Most exhibitors (75.0%) attended more than 5 shows per year, travelling longdistances (up to 1000 km) to attend a show. Although most exhibitors would source andsell their birds from and to other exhibitors and at poultry shows, some reported sourcing(15.2%) and selling (25.3%) their birds at live bird markets. In addition, contact with veterinarianswas low (23.1%), with younger exhibitors and women more likely to contact aveterinarian than older exhibitors (P = 0.006) and men (P = 0.017). Other poultry exhibitorswere reported as the most useful source of information, followed by the poultry club, theveterinarian and Internet. Less than a quarter of exhibitors perceived the government agenciesas a useful source of information. Newspapers, newsletters, emails and websites werethe preferred methods of information delivery. However, information seeking behaviourwas found to differ significantly (P < 0.05) among gender and different age groups. Differingbiosecurity, health and communication practices among poultry exhibitors found in thisstudy need to be considered for the development of successful biosecurity extension andcommunication programmes.Poultry exhibitors are perceived to pose a biosecurity risk due to the high frequency ofmovements of birds and the close contact between birds at poultry shows. This crosssectionalstudy assessed the risks posed by poultry exhibitors in Australia using face-to-faceinterviews (n = 46) at eight poultry shows and a postal survey. Univariable and multivariablelogistic regression analyses were used to investigate associations between age, sex,location, number of birds, number of shows attended per year and distance travelled toa show, with biosecurity and communication practices. A total of 357 (29.1%) exhibitorsresponded to the postal survey. Among all participants (n = 403), most had owned poultryfor more than 15 years (71.9%), kept less than 200 birds (83.4%), mainly chicken (96.7%) andwaterfowl (17.8%), and reported not having any commercial poultry operation within 5 kmof their property (85.4%). Despite most exhibitors (90.8%) having at least some knowledge ofbiosecurity principles; some of their practices could pose a risk for disease introduction andspread. Most exhibitors kept their birds with outdoor access (87.0%) and 67.0% of exhibitorsreported contact of wild birds with domestic birds being possible. Only 60% and 40.6% ofexhibitors cleaned transport cages after each use and isolated birds for over two weeks,respectively, with men and exhibitors keeping more birds less likely (P = 0.003) to conductthis practice.

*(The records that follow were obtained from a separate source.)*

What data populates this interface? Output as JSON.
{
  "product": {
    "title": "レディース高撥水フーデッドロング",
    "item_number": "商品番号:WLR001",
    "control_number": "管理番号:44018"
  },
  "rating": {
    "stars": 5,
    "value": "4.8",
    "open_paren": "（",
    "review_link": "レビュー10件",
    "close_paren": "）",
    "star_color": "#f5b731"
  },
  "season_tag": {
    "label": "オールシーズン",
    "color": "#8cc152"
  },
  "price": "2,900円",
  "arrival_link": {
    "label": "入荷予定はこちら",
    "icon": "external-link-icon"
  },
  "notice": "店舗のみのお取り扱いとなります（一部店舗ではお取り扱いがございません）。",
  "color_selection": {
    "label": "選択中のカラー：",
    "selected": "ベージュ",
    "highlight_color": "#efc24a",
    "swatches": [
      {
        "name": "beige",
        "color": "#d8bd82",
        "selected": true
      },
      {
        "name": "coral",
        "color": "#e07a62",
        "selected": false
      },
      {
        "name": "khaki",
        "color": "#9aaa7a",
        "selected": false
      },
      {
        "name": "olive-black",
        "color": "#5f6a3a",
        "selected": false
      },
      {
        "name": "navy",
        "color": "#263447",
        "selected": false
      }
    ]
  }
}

Hernandez-Jover, M., Schemann, K., & Toribio, J-A. L. M. L. (2013). A cross-sectional study on biosecurity practices and communication networks of poultry exhibition in Australia. Preventive Veterinary Medicine, 110(3-4), 497-509. https://doi.org/10.1016/j.prevetmed.2012.12.012